The implications of the case are interesting. State and federal laws conflict in regard to rights and protections for babies in the womb, especially in cases of abuse and violence.

Legally, unborn babies up to 20 weeks of pregnancy or later are not protected from the violence of abortion in all 50 states because of Roe v. Wade.

However, many states do protect unborn babies in other circumstances. Currently, 37 states have laws that recognize the unlawful killing of an unborn child as homicide in at least some circumstances, according to the National Right to Life Committee. A federal law also protects babies in the womb who are victims of federal and military crimes. All of these laws include exceptions for abortion.

In regard to drug abuse during pregnancy, the Courthouse News Service reports: “Tennessee is the only state with a law specifically criminalizing the use of drugs while pregnant. State high courts in Alabama and South Carolina have interpreted existing child-abuse laws to allow prosecution of drug-using pregnant mothers.”

Abortion activists fight against laws recognizing unborn babies as victims of violence and abuse because such laws affirm that unborn babies are valuable human beings who deserve to be protected.
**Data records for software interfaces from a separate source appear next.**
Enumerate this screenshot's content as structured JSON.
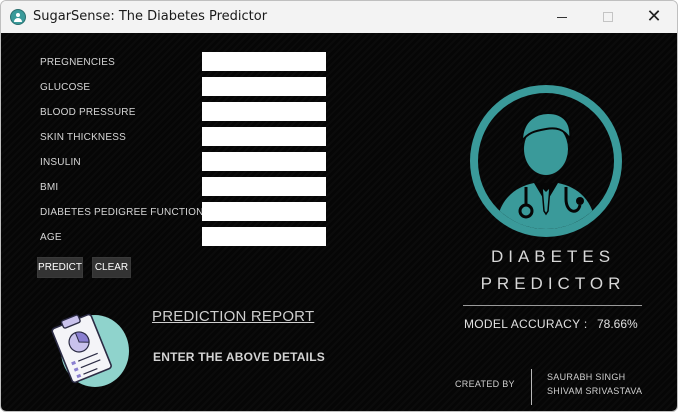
{
  "window": {
    "title": "SugarSense: The Diabetes Predictor",
    "close_glyph": "✕"
  },
  "form": {
    "fields": [
      {
        "label": "PREGNENCIES",
        "value": ""
      },
      {
        "label": "GLUCOSE",
        "value": ""
      },
      {
        "label": "BLOOD PRESSURE",
        "value": ""
      },
      {
        "label": "SKIN THICKNESS",
        "value": ""
      },
      {
        "label": "INSULIN",
        "value": ""
      },
      {
        "label": "BMI",
        "value": ""
      },
      {
        "label": "DIABETES PEDIGREE FUNCTION",
        "value": ""
      },
      {
        "label": "AGE",
        "value": ""
      }
    ],
    "predict_label": "PREDICT",
    "clear_label": "CLEAR"
  },
  "report": {
    "title": "PREDICTION REPORT",
    "result": "ENTER THE ABOVE DETAILS"
  },
  "brand": {
    "line1": "DIABETES",
    "line2": "PREDICTOR",
    "accuracy_label": "MODEL ACCURACY :",
    "accuracy_value": "78.66%"
  },
  "credits": {
    "created_by": "CREATED BY",
    "authors": [
      "SAURABH SINGH",
      "SHIVAM SRIVASTAVA"
    ]
  },
  "colors": {
    "background": "#060606",
    "logo_teal": "#3a9a9a",
    "illustration_teal": "#8fd3cc",
    "button_bg": "#333333"
  },
  "icons": {
    "app": "doctor-icon",
    "logo": "doctor-stethoscope-icon",
    "report": "clipboard-chart-icon"
  }
}
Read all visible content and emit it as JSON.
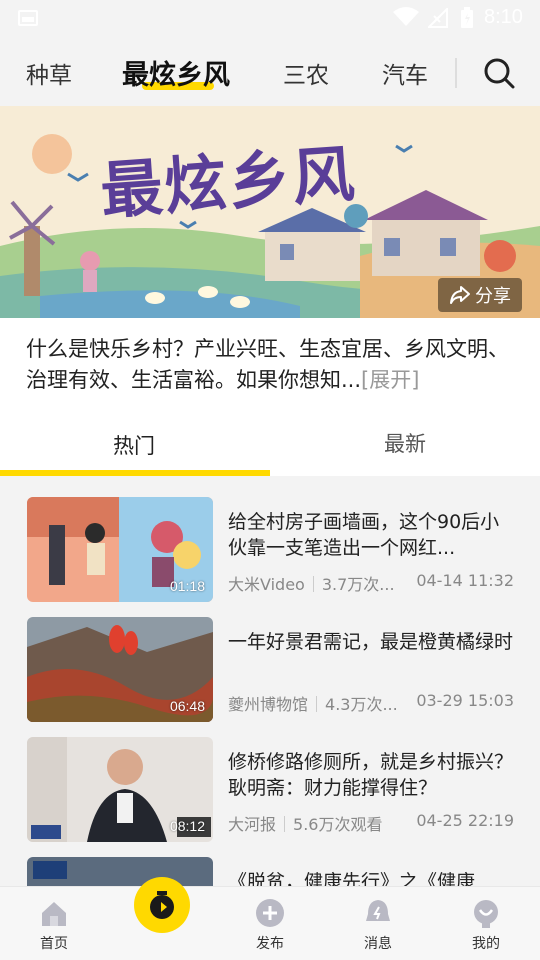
{
  "status_bar": {
    "time": "8:10"
  },
  "top_tabs": [
    {
      "label": "种草"
    },
    {
      "label": "最炫乡风"
    },
    {
      "label": "三农"
    },
    {
      "label": "汽车"
    }
  ],
  "banner": {
    "title": "最炫乡风",
    "share_label": "分享"
  },
  "description": {
    "text": "什么是快乐乡村？产业兴旺、生态宜居、乡风文明、治理有效、生活富裕。如果你想知...",
    "more": "[展开]"
  },
  "sub_tabs": [
    {
      "label": "热门"
    },
    {
      "label": "最新"
    }
  ],
  "videos": [
    {
      "title": "给全村房子画墙画，这个90后小伙靠一支笔造出一个网红...",
      "duration": "01:18",
      "source": "大米Video",
      "views": "3.7万次...",
      "date": "04-14 11:32"
    },
    {
      "title": "一年好景君需记，最是橙黄橘绿时",
      "duration": "06:48",
      "source": "夔州博物馆",
      "views": "4.3万次...",
      "date": "03-29 15:03"
    },
    {
      "title": "修桥修路修厕所，就是乡村振兴？耿明斋：财力能撑得住？",
      "duration": "08:12",
      "source": "大河报",
      "views": "5.6万次观看",
      "date": "04-25 22:19"
    },
    {
      "title": "《脱贫，健康先行》之《健康"
    }
  ],
  "bottom_nav": [
    {
      "label": "首页",
      "icon": "home-icon"
    },
    {
      "label": "",
      "icon": "camera-record-icon"
    },
    {
      "label": "发布",
      "icon": "plus-icon"
    },
    {
      "label": "消息",
      "icon": "bell-icon"
    },
    {
      "label": "我的",
      "icon": "profile-icon"
    }
  ],
  "colors": {
    "accent": "#ffd900",
    "text": "#222222",
    "muted": "#888888"
  }
}
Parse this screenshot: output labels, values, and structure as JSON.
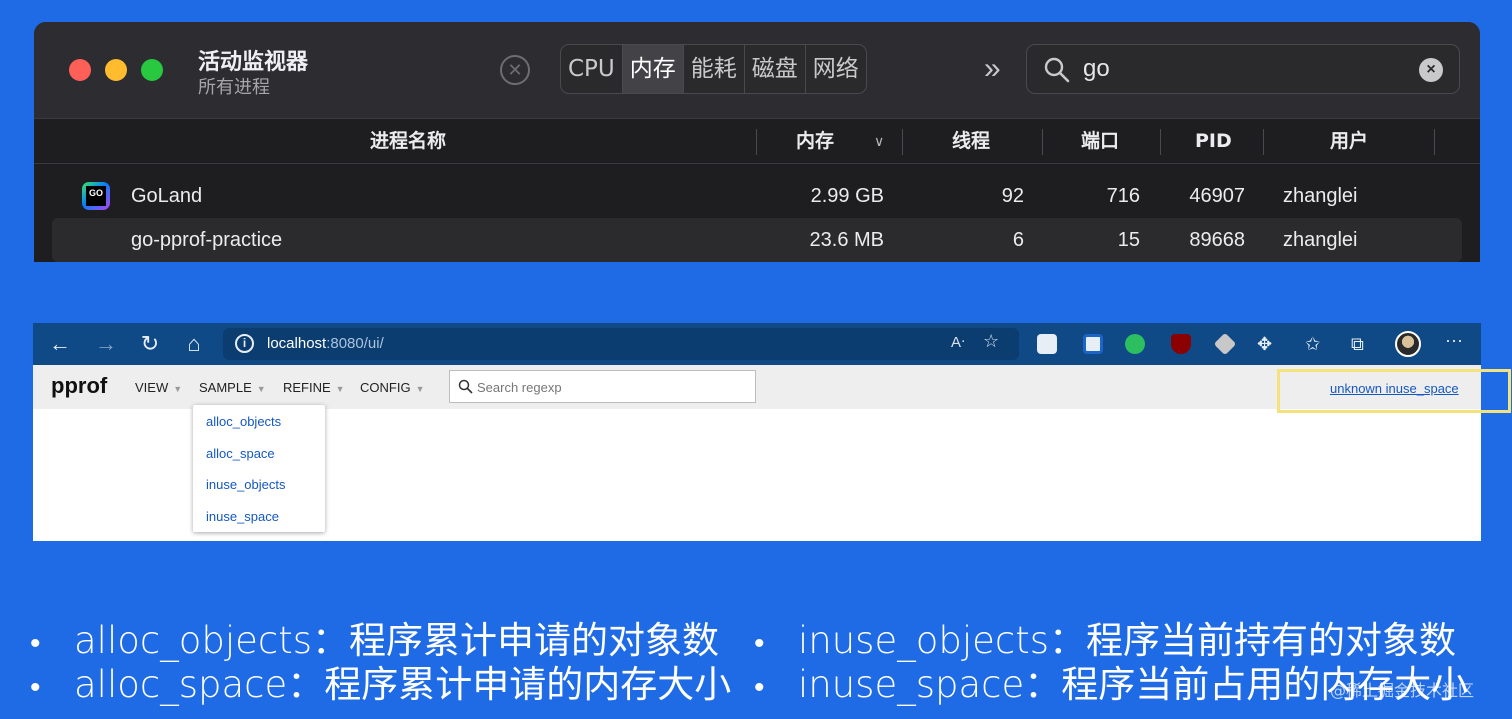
{
  "activity_monitor": {
    "title": "活动监视器",
    "subtitle": "所有进程",
    "tabs": [
      "CPU",
      "内存",
      "能耗",
      "磁盘",
      "网络"
    ],
    "active_tab": "内存",
    "search_value": "go",
    "columns": {
      "name": "进程名称",
      "memory": "内存",
      "threads": "线程",
      "ports": "端口",
      "pid": "PID",
      "user": "用户"
    },
    "rows": [
      {
        "name": "GoLand",
        "memory": "2.99 GB",
        "threads": "92",
        "ports": "716",
        "pid": "46907",
        "user": "zhanglei"
      },
      {
        "name": "go-pprof-practice",
        "memory": "23.6 MB",
        "threads": "6",
        "ports": "15",
        "pid": "89668",
        "user": "zhanglei"
      }
    ]
  },
  "browser": {
    "url_host": "localhost",
    "url_rest": ":8080/ui/",
    "pprof": {
      "logo": "pprof",
      "menus": [
        "VIEW",
        "SAMPLE",
        "REFINE",
        "CONFIG"
      ],
      "search_placeholder": "Search regexp",
      "legend": "unknown inuse_space",
      "sample_options": [
        "alloc_objects",
        "alloc_space",
        "inuse_objects",
        "inuse_space"
      ]
    },
    "accent": "#0f4a86"
  },
  "bullets": [
    {
      "term": "alloc_objects",
      "desc": "：程序累计申请的对象数"
    },
    {
      "term": "alloc_space",
      "desc": "：程序累计申请的内存大小"
    },
    {
      "term": "inuse_objects",
      "desc": "：程序当前持有的对象数"
    },
    {
      "term": "inuse_space",
      "desc": "：程序当前占用的内存大小"
    }
  ],
  "watermark": "@稀土掘金技术社区"
}
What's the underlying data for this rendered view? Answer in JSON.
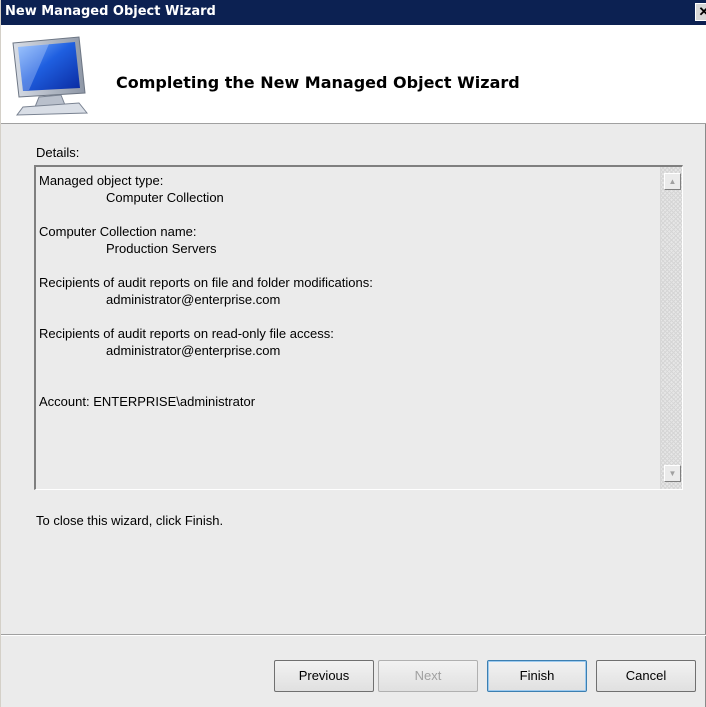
{
  "window": {
    "title": "New Managed Object Wizard",
    "close_glyph": "✕"
  },
  "header": {
    "heading": "Completing the New Managed Object Wizard",
    "icon": "monitor-icon"
  },
  "details": {
    "label": "Details:",
    "blocks": [
      {
        "label": "Managed object type:",
        "value": "Computer Collection"
      },
      {
        "label": "Computer Collection name:",
        "value": "Production Servers"
      },
      {
        "label": "Recipients of audit reports on file and folder modifications:",
        "value": "administrator@enterprise.com"
      },
      {
        "label": "Recipients of audit reports on read-only file access:",
        "value": "administrator@enterprise.com"
      }
    ],
    "account_line": "Account: ENTERPRISE\\administrator",
    "scroll_up_glyph": "▲",
    "scroll_down_glyph": "▼"
  },
  "close_hint": "To close this wizard, click Finish.",
  "buttons": {
    "previous": "Previous",
    "next": "Next",
    "finish": "Finish",
    "cancel": "Cancel"
  },
  "colors": {
    "titlebar": "#0c2152",
    "window_bg": "#ebebeb",
    "header_bg": "#ffffff"
  }
}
Abortion activists recently succeeded in defeating a Colorado bill that would have protected unborn babies in certain circumstances after the state witnessed a horrific case when a 7-months pregnant woman was attacked and her unborn baby girl was cut out of her womb. As a result, authorities could not charge the attacker with the baby’s death. At seven months of pregnancy, the baby girl was viable outside the womb and may have survived if she had received medical care.